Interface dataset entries
^^^^

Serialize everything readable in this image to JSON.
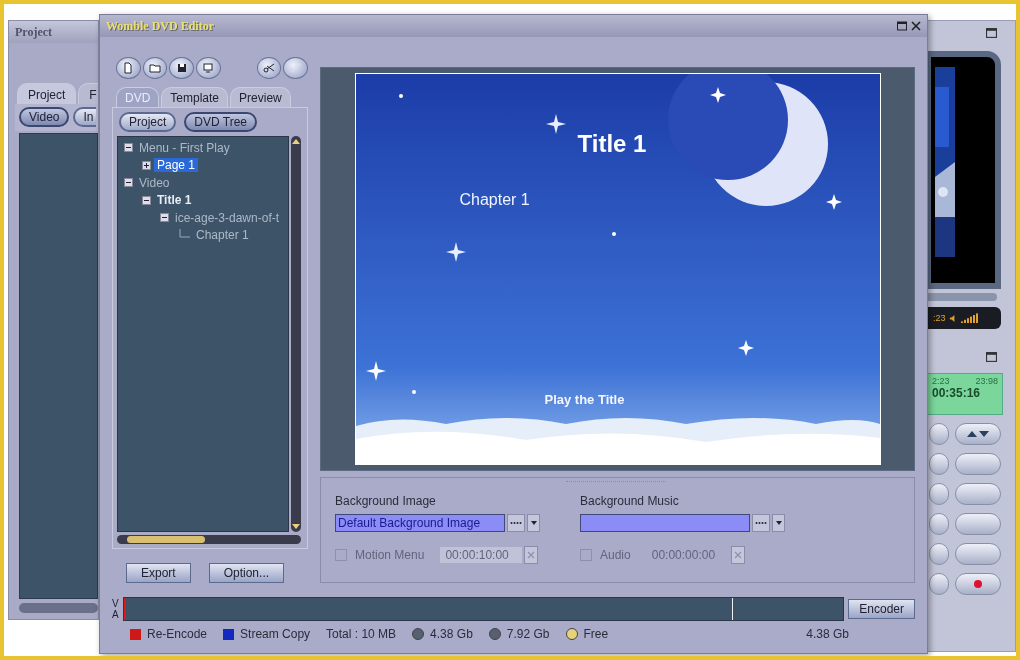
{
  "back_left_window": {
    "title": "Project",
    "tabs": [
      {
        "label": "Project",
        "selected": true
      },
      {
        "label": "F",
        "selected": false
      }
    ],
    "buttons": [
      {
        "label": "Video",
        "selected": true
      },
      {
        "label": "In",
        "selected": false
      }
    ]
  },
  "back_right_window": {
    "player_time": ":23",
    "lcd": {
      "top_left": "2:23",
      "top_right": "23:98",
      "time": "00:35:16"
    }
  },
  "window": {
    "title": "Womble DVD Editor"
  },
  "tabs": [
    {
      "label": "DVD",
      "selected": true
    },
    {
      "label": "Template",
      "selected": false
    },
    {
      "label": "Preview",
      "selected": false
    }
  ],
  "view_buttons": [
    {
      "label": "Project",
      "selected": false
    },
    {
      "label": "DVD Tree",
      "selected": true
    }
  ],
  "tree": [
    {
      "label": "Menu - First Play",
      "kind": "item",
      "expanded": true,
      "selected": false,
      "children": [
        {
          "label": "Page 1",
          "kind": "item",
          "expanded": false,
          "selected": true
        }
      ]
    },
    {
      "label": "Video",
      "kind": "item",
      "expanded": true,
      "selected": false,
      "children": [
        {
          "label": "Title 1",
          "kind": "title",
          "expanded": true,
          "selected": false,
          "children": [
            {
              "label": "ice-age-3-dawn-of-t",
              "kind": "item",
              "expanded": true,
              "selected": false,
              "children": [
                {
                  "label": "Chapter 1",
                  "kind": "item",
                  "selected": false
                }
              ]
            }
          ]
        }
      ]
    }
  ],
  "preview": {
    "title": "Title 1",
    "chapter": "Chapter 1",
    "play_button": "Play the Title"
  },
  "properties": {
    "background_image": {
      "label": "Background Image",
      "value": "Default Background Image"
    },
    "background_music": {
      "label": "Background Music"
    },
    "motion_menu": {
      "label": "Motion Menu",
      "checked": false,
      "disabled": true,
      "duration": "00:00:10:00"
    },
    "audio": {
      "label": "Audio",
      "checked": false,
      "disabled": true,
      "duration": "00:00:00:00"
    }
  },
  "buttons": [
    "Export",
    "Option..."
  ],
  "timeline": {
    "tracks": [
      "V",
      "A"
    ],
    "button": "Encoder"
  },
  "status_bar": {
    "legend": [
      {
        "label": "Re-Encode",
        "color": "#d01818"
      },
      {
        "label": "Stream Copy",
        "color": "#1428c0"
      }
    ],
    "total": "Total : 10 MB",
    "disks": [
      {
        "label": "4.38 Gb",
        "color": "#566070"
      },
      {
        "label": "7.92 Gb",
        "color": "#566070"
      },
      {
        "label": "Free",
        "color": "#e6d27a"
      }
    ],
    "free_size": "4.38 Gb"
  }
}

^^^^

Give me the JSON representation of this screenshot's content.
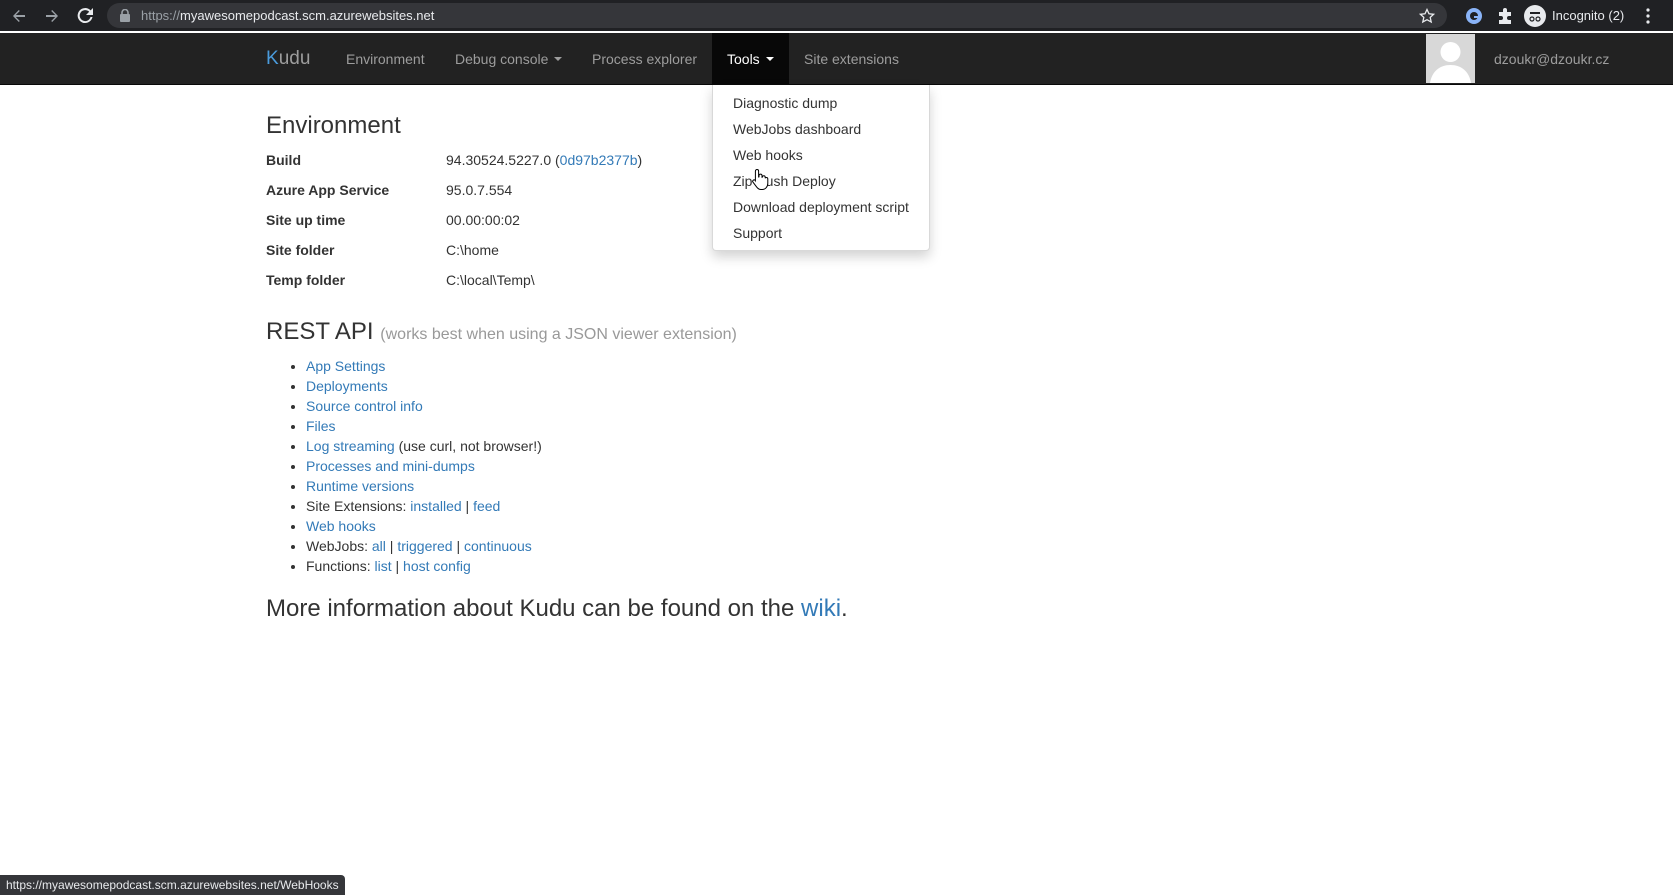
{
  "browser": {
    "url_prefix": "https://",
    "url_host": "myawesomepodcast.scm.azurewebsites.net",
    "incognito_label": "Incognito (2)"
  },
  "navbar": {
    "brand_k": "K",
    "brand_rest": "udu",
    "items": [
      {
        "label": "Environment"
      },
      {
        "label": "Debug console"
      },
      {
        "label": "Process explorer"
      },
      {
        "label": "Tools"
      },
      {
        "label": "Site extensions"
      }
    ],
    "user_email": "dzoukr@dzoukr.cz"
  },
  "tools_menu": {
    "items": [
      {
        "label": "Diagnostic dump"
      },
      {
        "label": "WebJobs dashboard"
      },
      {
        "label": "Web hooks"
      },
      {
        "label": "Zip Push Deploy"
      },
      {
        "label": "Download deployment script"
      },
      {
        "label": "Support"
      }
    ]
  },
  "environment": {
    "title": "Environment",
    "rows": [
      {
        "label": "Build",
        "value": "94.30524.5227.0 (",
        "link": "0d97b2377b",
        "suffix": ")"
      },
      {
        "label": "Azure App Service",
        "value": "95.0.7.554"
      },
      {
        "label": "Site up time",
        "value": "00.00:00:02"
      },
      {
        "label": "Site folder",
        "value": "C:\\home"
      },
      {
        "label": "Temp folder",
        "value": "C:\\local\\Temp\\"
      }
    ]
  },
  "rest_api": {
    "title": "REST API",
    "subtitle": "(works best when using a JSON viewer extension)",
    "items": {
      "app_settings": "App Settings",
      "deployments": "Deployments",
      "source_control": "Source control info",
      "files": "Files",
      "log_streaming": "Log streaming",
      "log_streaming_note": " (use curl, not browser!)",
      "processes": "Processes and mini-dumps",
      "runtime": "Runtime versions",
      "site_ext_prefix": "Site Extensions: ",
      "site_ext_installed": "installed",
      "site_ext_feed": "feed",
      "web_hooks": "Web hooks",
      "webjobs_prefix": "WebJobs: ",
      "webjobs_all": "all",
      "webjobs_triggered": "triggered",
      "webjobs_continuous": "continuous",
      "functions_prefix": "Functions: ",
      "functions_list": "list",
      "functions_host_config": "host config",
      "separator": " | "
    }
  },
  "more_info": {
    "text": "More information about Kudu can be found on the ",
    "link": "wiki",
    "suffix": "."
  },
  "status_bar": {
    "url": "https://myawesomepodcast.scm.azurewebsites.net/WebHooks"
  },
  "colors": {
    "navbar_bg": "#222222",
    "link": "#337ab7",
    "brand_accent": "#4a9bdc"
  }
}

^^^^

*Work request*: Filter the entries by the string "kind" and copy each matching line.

*Final answer*:
      "kind": "item",
          "kind": "item",
      "kind": "item",
          "kind": "title",
              "kind": "item",
                  "kind": "item",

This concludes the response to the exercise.